And it is the representative for Polisario in the Netherlands, Ali, who will be making couscous for me tonight. I was introduced to him by a friend of mine, who got a visa from him to visit the Sahrawi refugee camps in Algeria. It is very interesting to meet someone whose life has been influenced so strongly by the politics of his home country. He had just been studying medicine in Spain for three years when he was called back in the mid seventies to help his country fight the Moroccan rule. He mostly served by running the Red Cross and remembers the period as very difficult. There was a lot of fighting then, guerilla warfare with a lot of people getting hurt or killed. Polisario formed a kind of government in exile of the Sahrawi refugee population in Algeria. Ali was their minister of education for a while and tells me about many young Sahrawi being educated in Cuba. Mostly as doctors and as teachers. They shared the language and the common past as Spanish colonies.

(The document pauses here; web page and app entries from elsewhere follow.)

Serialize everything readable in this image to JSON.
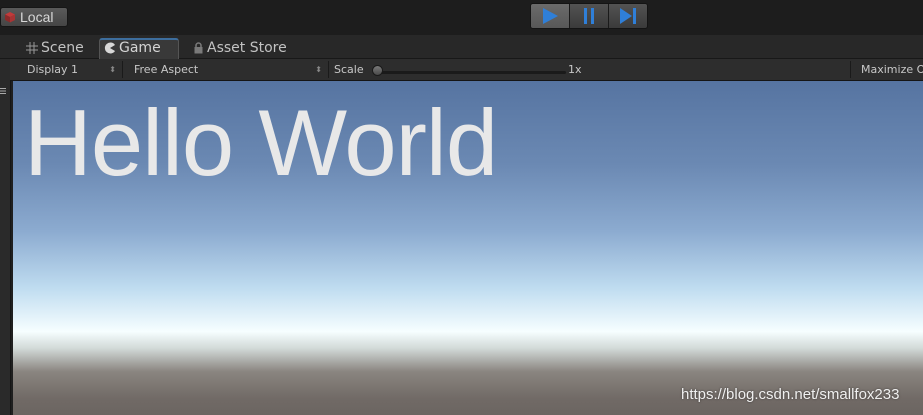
{
  "toolbar": {
    "local_label": "Local",
    "play_icon": "play-icon",
    "pause_icon": "pause-icon",
    "step_icon": "step-icon",
    "accent_color": "#2f7fd8"
  },
  "tabs": [
    {
      "label": "Scene",
      "icon": "grid-icon",
      "active": false
    },
    {
      "label": "Game",
      "icon": "pacman-icon",
      "active": true
    },
    {
      "label": "Asset Store",
      "icon": "lock-icon",
      "active": false
    }
  ],
  "controls": {
    "display": "Display 1",
    "aspect": "Free Aspect",
    "scale_label": "Scale",
    "scale_value": "1x",
    "maximize_label": "Maximize On Play"
  },
  "game": {
    "hello_text": "Hello World"
  },
  "watermark": "https://blog.csdn.net/smallfox233"
}
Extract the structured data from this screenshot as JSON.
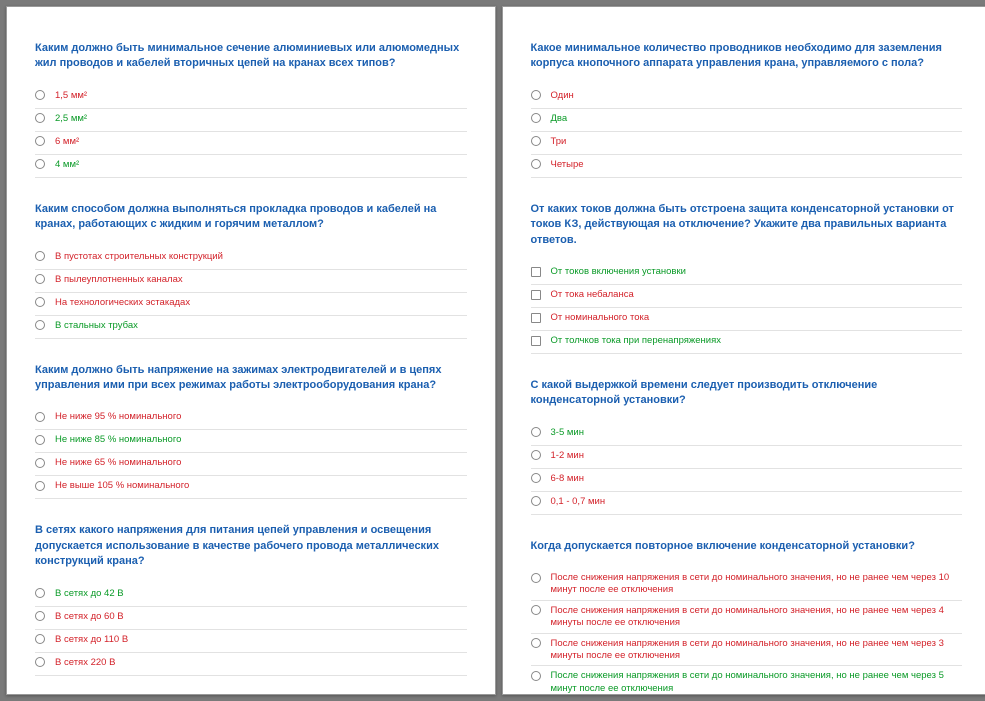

Ali has had many different "nationalities", as the Sahrawi passport is only recognized in certain countries and he has to be able to travel freely to represent Polisario. At the moment, he is officially Spanish.
During the preparations for the meal, we speak about the past and present of his country and I am impressed by his gentle spirit. His attitude seems to be a mix of sadness, frustration, determination and hope. The fight for independence has been going on for so long now, more than 30 years. And though there has been a ceasefire and talk of a referendum since 1991, no real steps forward have been taken. It is virtually impossible for a Sahrawi to travel from the camps in Algeria to his birthplace because of the wall that has been built by the Moroccan government.
In essence, the couscous Ali is preparing is not that different from the Moroccan couscous I had earlier (see Meal 12. ). Again, the couscous is steamed twice, with a lot of attention to the "fluffing" in between, as seen at right. It is served with succulent lamb, chick peas and a multitude of vegetables. Squash, carrots, cabbage, bell peppers, tomatoes and nabos, turnips. Ali tells me that though this is a typical dish, a more unique meal is eaten in the Sahara desert. When groups of men head out into the desert for whatever reason, they will take flour, onions and meat with them. The flour is made into unleavened bread with the sand as an oven. This is served with a sauce of meat and onions on top. For the authentic experience I think I would have to travel with them into the desert! Who knows if this might happen one day, and who knows what the situation of the Western Sahara will be then...
(The original post about this meal is from May 11, 2007)